Dataset excerpts:
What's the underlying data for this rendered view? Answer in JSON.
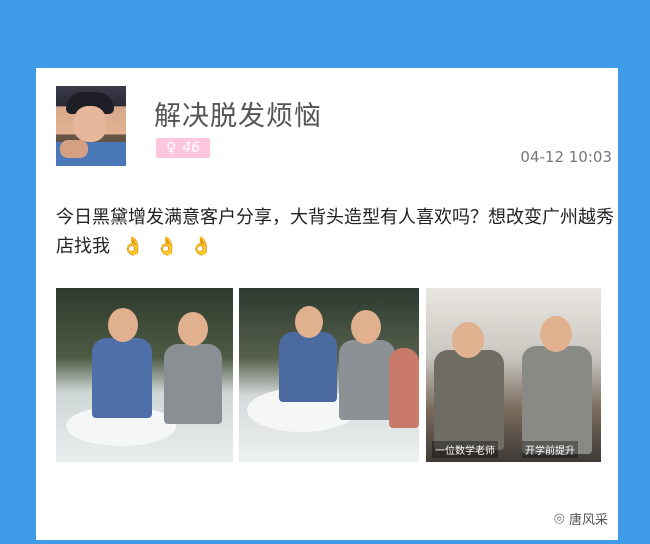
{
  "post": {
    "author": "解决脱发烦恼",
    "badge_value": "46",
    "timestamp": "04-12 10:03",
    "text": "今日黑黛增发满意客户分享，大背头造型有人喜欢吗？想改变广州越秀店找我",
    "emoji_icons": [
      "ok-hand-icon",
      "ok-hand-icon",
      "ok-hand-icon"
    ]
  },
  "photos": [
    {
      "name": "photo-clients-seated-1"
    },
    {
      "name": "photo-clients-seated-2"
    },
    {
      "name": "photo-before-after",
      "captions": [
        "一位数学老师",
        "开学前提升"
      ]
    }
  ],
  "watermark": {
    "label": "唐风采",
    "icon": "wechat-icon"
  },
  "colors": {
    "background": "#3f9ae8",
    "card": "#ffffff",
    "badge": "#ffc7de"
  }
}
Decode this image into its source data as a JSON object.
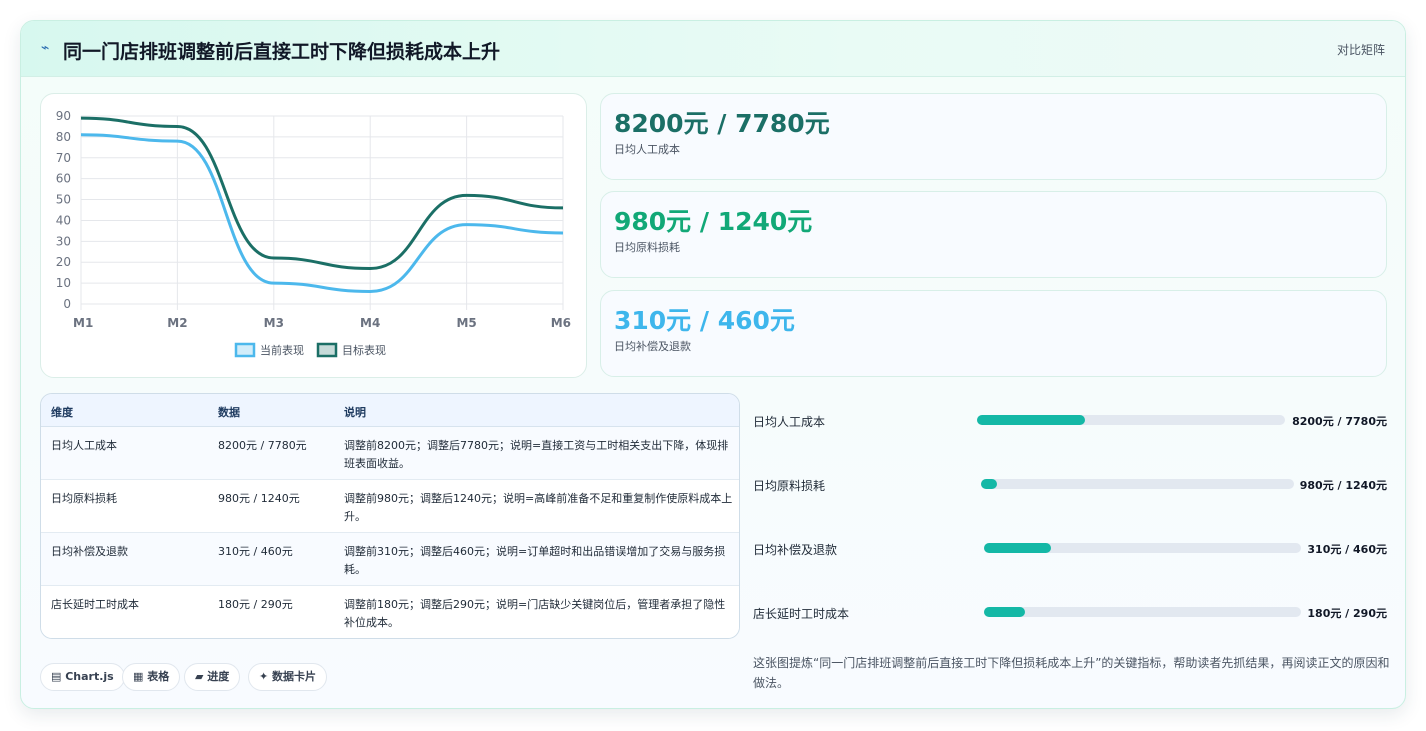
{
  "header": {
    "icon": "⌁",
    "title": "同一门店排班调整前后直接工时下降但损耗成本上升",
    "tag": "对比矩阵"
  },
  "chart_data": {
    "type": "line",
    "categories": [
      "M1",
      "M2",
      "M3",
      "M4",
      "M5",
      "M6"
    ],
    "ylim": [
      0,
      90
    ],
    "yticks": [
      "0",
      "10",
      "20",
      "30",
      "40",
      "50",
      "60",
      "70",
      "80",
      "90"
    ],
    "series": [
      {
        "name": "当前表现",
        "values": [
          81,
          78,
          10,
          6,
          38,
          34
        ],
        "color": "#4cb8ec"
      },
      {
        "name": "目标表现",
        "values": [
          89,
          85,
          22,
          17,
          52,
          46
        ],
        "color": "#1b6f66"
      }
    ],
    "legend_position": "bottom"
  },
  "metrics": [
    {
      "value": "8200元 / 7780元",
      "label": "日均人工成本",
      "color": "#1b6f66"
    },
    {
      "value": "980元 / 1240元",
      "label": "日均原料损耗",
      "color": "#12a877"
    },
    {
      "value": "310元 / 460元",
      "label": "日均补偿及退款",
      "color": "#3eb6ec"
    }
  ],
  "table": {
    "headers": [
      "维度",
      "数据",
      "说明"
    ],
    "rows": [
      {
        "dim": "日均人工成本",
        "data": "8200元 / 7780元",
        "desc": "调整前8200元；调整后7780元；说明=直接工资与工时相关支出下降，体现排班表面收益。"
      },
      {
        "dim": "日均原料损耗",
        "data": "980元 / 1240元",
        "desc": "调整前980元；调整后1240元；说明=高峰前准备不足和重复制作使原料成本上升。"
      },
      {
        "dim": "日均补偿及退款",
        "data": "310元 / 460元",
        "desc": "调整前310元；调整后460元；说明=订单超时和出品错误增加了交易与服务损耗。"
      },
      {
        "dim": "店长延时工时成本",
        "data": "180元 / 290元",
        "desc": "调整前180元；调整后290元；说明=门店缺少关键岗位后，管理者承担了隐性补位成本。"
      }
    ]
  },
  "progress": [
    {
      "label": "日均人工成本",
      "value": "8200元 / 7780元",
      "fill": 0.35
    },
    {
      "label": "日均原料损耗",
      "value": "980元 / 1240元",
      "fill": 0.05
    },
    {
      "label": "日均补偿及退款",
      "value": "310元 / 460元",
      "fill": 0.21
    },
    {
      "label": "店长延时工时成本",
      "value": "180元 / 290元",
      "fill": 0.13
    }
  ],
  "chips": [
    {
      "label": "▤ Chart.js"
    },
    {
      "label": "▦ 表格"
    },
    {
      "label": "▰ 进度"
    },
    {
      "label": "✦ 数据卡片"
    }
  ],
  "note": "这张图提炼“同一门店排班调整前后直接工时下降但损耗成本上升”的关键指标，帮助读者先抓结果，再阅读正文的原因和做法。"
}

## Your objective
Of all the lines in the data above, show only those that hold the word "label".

## Finished task
    "label": "唐风采",
      "label": "日均人工成本",
      "label": "日均原料损耗",
      "label": "日均补偿及退款",
      "label": "日均人工成本",
      "label": "日均原料损耗",
      "label": "日均补偿及退款",
      "label": "店长延时工时成本",
      "label": "▤ Chart.js"
      "label": "▦ 表格"
      "label": "▰ 进度"
      "label": "✦ 数据卡片"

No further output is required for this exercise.